scholarly articles, blogs of law experts, TV-news websites, newspaper articles, speeches of politicians and so on. These results are a rough indication of the size and scope of the utilitarian quest for the correct estimate of costs and benefits of this war. The estimates attempt to include not only the monetary expense but also "human suffering," "national security," "freedom," etc.
Another recent military operation where similar arguments were used was the 2008 bombing of the Gaza strip. It has been described by its promoters as an attempt to prevent the future suffering of Israeli civilians while keeping the Palestinian civilian suffering at a minimum. The underlying premise was that any civilian casualties of the war can be justified by claiming that they were a necessary step in preventing far-greater future civilian casualties.
These cost-benefit justifications of humanitarian wars can be summed up in the words of Frida Ghitis, a political analyst and a regular columnist for the Miami Herald and World Politics Review. Ms. Ghitis wrote to me that "war is sometimes justified to stop even worse atrocities. That's the humanitarian rationale."
Thus, it is recognized that the humanitarian war, just as any other war, implies some costs in the form of suffering or death of innocent victims.
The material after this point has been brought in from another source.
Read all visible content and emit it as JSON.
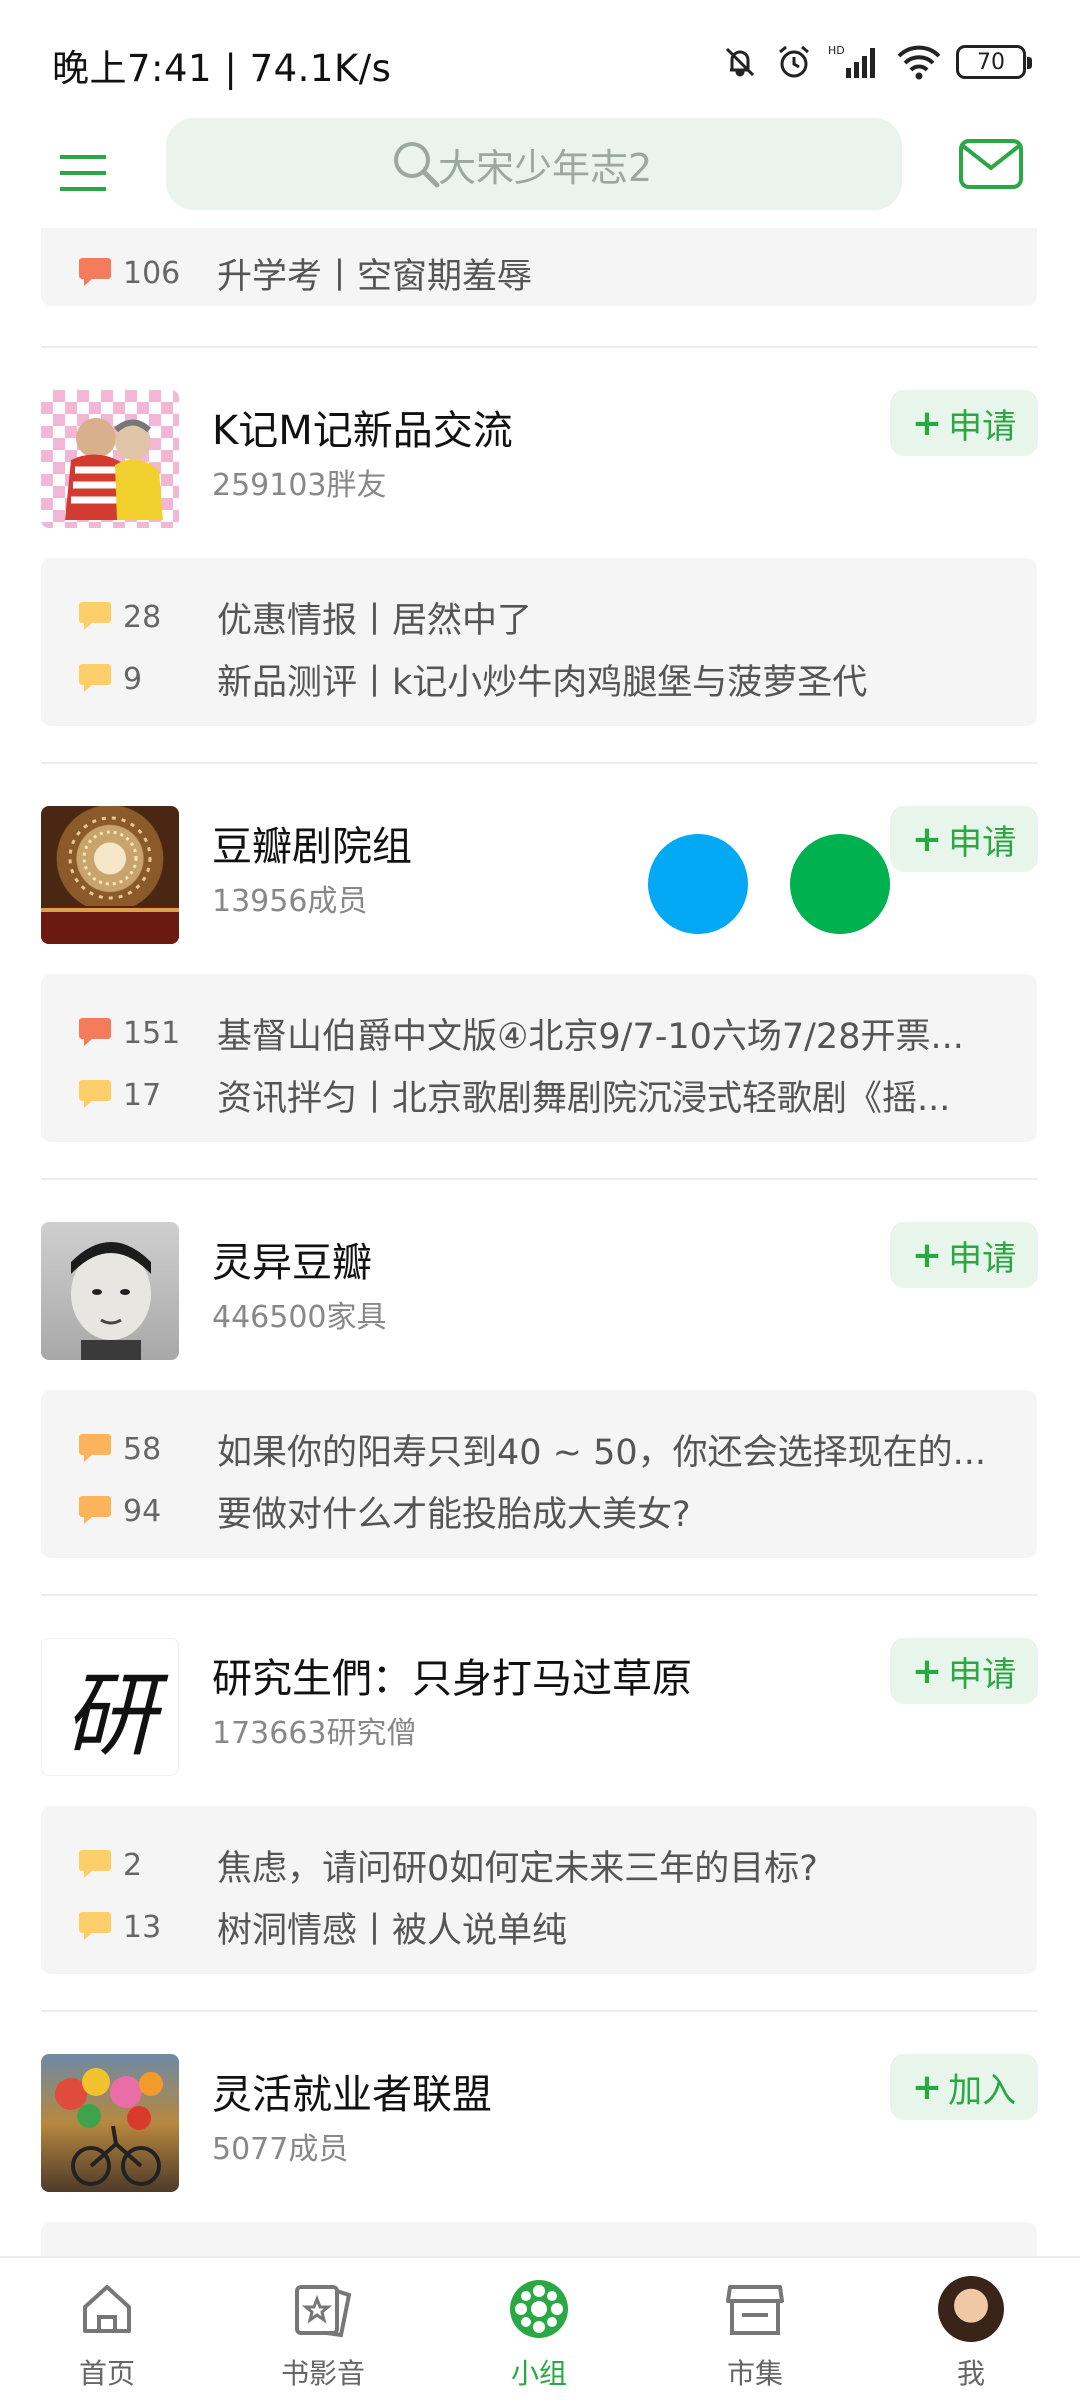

But this suffering or death is justified if it is a necessary collective sacrifice for a greater benefit, regardless of whether the victims involved agree to being sacrificed.